Step 2. Whisk the wet ingredients into the dry ingredients, combining thoroughly until the mixture is smooth.

The smooth mixture of wet and dry ingredients.

Step 3. Fill a 10-inch skillet with a 1-inch deep layer of cooking oil.

Heat the oil to about 375 degrees. If you don’t have a deep-fat frying thermometer, that’s okay. Just heat the oil to medium. For the cakes to cook quickly without becoming saturated in oil, you want it to be the correct temperature. To test this, simply dribble a tablespoon full of batter into the oil.

Step 4. Bubbles should immediately surround the batter, and it should sizzle.

If it pops and sputters, the oil is too hot. If it just sits there and doesn’t cook very quickly, the oil needs to be hotter. Your blob of batter should brown in about 2-3 minutes on one side.

Step 5. Once you’re sure the oil is an appropriate temperature, you can start creating the funnel cakes.

Bring your batter bowl right next to the stove where you’ll be working. Using one hand, cover the funnel opening with one of your fingers to keep the batter from pouring out. Put about 1/4 cup batter into the funnel.

The mixture is being poured into the hot oil with the use of a funnel.

Step 6. Holding the funnel full of batter over the hot oil, remove your finger and allow the batter to pour out of the funnel opening into the hot oil.

(If the batter won’t stream out of the opening because it’s too thick, return it to the bowl and add a little bit of milk or water to thin it a bit.)

The mix is shaped into a round patty in the oil.

Step 7. Drizzle the stream of batter all around the pan, crisscrossing the dough lines so that the mat of dough threads will stick together into a large cake.

Cook the cake until you can see the edges of the dough threads beginning to turn a light brown.

The funnel cake is slowly turning brown on the sides.

Step 8. Using a slotted spatula, quickly flip the cakes to cook the back-side.

Be very careful when you turn the cakes to avoid splattering yourself with hot oil. It’s best if you flip the cakes away from you to keep any splatters off of yourself.

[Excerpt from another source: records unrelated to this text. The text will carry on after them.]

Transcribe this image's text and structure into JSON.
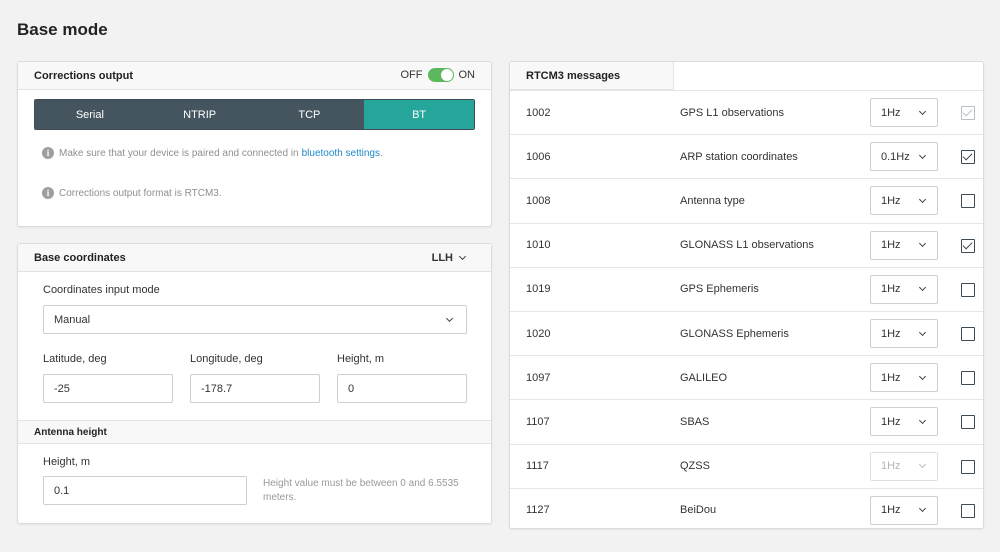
{
  "page": {
    "title": "Base mode"
  },
  "corrections": {
    "title": "Corrections output",
    "toggle_off": "OFF",
    "toggle_on": "ON",
    "tabs": [
      "Serial",
      "NTRIP",
      "TCP",
      "BT"
    ],
    "active_tab": "BT",
    "info1_text": "Make sure that your device is paired and connected in",
    "info1_link": "bluetooth settings",
    "info1_end": ".",
    "info2_text": "Corrections output format is RTCM3."
  },
  "coordinates": {
    "title": "Base coordinates",
    "format": "LLH",
    "input_mode_label": "Coordinates input mode",
    "input_mode_value": "Manual",
    "latitude_label": "Latitude, deg",
    "latitude_value": "-25",
    "longitude_label": "Longitude, deg",
    "longitude_value": "-178.7",
    "height_label": "Height, m",
    "height_value": "0"
  },
  "antenna": {
    "title": "Antenna height",
    "height_label": "Height, m",
    "height_value": "0.1",
    "hint": "Height value must be between 0 and 6.5535 meters."
  },
  "rtcm": {
    "title": "RTCM3 messages",
    "messages": [
      {
        "code": "1002",
        "name": "GPS L1 observations",
        "rate": "1Hz",
        "checked": true,
        "rate_disabled": false,
        "check_disabled": true
      },
      {
        "code": "1006",
        "name": "ARP station coordinates",
        "rate": "0.1Hz",
        "checked": true,
        "rate_disabled": false,
        "check_disabled": false
      },
      {
        "code": "1008",
        "name": "Antenna type",
        "rate": "1Hz",
        "checked": false,
        "rate_disabled": false,
        "check_disabled": false
      },
      {
        "code": "1010",
        "name": "GLONASS L1 observations",
        "rate": "1Hz",
        "checked": true,
        "rate_disabled": false,
        "check_disabled": false
      },
      {
        "code": "1019",
        "name": "GPS Ephemeris",
        "rate": "1Hz",
        "checked": false,
        "rate_disabled": false,
        "check_disabled": false
      },
      {
        "code": "1020",
        "name": "GLONASS Ephemeris",
        "rate": "1Hz",
        "checked": false,
        "rate_disabled": false,
        "check_disabled": false
      },
      {
        "code": "1097",
        "name": "GALILEO",
        "rate": "1Hz",
        "checked": false,
        "rate_disabled": false,
        "check_disabled": false
      },
      {
        "code": "1107",
        "name": "SBAS",
        "rate": "1Hz",
        "checked": false,
        "rate_disabled": false,
        "check_disabled": false
      },
      {
        "code": "1117",
        "name": "QZSS",
        "rate": "1Hz",
        "checked": false,
        "rate_disabled": true,
        "check_disabled": false
      },
      {
        "code": "1127",
        "name": "BeiDou",
        "rate": "1Hz",
        "checked": false,
        "rate_disabled": false,
        "check_disabled": false
      }
    ]
  },
  "colors": {
    "active_tab": "#26a69a",
    "tab": "#455560",
    "toggle_on": "#5cb85c",
    "link": "#1e88c7"
  }
}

A close up of the funnel cake when it is fully brown in the oil.

Step 9. When the cake is golden brown on both sides, remove it and place it on a paper towel-lined plate to drain the oil.

Shake powdered sugar generously over the surface of the cake and serve it piping hot.

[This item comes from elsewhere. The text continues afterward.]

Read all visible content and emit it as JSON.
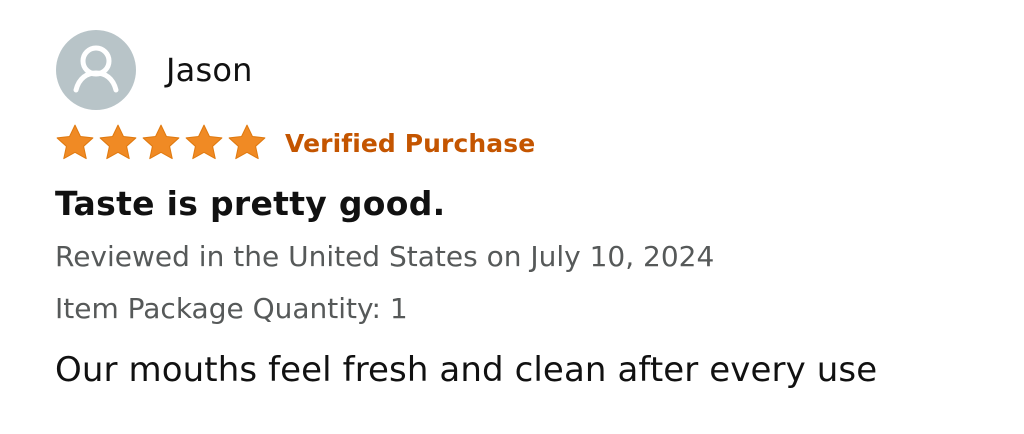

A plate of homemade funnel cakes with white sugar on top.

CLICK HERE for Free Design SoftwareTry our free 3D home/room design software.



Our Pick
HAUS Naturals Stainless Steel Cleaner

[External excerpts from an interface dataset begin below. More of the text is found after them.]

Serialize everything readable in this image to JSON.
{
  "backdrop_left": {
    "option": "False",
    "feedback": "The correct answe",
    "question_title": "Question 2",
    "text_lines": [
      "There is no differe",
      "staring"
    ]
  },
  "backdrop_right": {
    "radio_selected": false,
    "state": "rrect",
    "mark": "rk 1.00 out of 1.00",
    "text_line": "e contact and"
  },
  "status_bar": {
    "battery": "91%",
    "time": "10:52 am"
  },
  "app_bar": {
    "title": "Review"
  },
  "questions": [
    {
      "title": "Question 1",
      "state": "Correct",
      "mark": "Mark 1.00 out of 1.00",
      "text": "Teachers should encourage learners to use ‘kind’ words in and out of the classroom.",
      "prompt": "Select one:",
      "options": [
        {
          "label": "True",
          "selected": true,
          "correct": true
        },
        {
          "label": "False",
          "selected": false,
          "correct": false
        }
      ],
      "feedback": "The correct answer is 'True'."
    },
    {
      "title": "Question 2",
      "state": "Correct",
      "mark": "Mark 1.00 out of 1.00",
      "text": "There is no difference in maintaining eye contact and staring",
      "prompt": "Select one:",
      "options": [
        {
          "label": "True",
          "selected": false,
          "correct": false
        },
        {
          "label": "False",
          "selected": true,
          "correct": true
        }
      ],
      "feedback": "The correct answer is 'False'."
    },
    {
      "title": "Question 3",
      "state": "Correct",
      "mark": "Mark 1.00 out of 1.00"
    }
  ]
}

25% discount with coupon: MYHAUS25.

Amazing plant-based stainless steel cleaner - appliances, jewelry, pots and pans.

Buy on Amazon
A man cleaning sooty fireplace glass with a tissue.

11 Top Glass Fireplace Cleaners that Wipe Away Soot and Ash (Streak-Free)

This is a lovely cottage-style house with white shiplap exterior walls and white wooden fences adorned with potted plants and a tree.

St. Kilda Cottage House by Jost Architects